Extracted data entries:
========================================
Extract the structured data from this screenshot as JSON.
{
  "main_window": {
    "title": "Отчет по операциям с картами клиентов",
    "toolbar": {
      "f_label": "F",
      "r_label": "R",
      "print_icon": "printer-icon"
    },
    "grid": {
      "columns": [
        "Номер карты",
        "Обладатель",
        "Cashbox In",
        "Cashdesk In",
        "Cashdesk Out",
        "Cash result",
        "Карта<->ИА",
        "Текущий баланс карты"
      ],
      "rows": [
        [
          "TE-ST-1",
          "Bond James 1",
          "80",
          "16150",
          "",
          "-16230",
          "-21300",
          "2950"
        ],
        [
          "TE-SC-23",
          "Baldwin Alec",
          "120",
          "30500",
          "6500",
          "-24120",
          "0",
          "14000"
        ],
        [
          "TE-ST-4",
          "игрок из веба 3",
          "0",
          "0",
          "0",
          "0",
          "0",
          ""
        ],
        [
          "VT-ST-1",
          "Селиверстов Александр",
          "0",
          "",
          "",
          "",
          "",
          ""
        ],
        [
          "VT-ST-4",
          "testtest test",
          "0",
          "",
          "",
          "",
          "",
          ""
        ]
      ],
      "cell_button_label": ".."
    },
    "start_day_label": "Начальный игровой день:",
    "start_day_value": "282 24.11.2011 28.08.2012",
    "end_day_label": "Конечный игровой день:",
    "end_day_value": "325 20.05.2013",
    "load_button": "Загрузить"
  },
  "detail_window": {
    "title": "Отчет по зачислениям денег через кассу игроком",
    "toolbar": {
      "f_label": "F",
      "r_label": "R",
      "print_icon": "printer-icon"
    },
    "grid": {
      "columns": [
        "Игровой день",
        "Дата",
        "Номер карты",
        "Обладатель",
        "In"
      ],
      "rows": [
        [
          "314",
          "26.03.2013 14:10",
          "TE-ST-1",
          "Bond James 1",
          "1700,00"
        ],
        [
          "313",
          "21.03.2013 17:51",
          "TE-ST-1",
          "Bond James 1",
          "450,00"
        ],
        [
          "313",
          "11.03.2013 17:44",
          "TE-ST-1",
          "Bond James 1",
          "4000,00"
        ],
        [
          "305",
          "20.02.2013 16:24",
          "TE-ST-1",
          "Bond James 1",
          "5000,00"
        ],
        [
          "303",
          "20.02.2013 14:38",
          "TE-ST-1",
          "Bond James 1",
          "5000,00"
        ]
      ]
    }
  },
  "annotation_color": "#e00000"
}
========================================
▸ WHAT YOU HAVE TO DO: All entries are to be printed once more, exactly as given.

▸ EXERCISE RESULT:
Extract the structured data from this screenshot as JSON.
{
  "main_window": {
    "title": "Отчет по операциям с картами клиентов",
    "toolbar": {
      "f_label": "F",
      "r_label": "R",
      "print_icon": "printer-icon"
    },
    "grid": {
      "columns": [
        "Номер карты",
        "Обладатель",
        "Cashbox In",
        "Cashdesk In",
        "Cashdesk Out",
        "Cash result",
        "Карта<->ИА",
        "Текущий баланс карты"
      ],
      "rows": [
        [
          "TE-ST-1",
          "Bond James 1",
          "80",
          "16150",
          "",
          "-16230",
          "-21300",
          "2950"
        ],
        [
          "TE-SC-23",
          "Baldwin Alec",
          "120",
          "30500",
          "6500",
          "-24120",
          "0",
          "14000"
        ],
        [
          "TE-ST-4",
          "игрок из веба 3",
          "0",
          "0",
          "0",
          "0",
          "0",
          ""
        ],
        [
          "VT-ST-1",
          "Селиверстов Александр",
          "0",
          "",
          "",
          "",
          "",
          ""
        ],
        [
          "VT-ST-4",
          "testtest test",
          "0",
          "",
          "",
          "",
          "",
          ""
        ]
      ],
      "cell_button_label": ".."
    },
    "start_day_label": "Начальный игровой день:",
    "start_day_value": "282 24.11.2011 28.08.2012",
    "end_day_label": "Конечный игровой день:",
    "end_day_value": "325 20.05.2013",
    "load_button": "Загрузить"
  },
  "detail_window": {
    "title": "Отчет по зачислениям денег через кассу игроком",
    "toolbar": {
      "f_label": "F",
      "r_label": "R",
      "print_icon": "printer-icon"
    },
    "grid": {
      "columns": [
        "Игровой день",
        "Дата",
        "Номер карты",
        "Обладатель",
        "In"
      ],
      "rows": [
        [
          "314",
          "26.03.2013 14:10",
          "TE-ST-1",
          "Bond James 1",
          "1700,00"
        ],
        [
          "313",
          "21.03.2013 17:51",
          "TE-ST-1",
          "Bond James 1",
          "450,00"
        ],
        [
          "313",
          "11.03.2013 17:44",
          "TE-ST-1",
          "Bond James 1",
          "4000,00"
        ],
        [
          "305",
          "20.02.2013 16:24",
          "TE-ST-1",
          "Bond James 1",
          "5000,00"
        ],
        [
          "303",
          "20.02.2013 14:38",
          "TE-ST-1",
          "Bond James 1",
          "5000,00"
        ]
      ]
    }
  },
  "annotation_color": "#e00000"
}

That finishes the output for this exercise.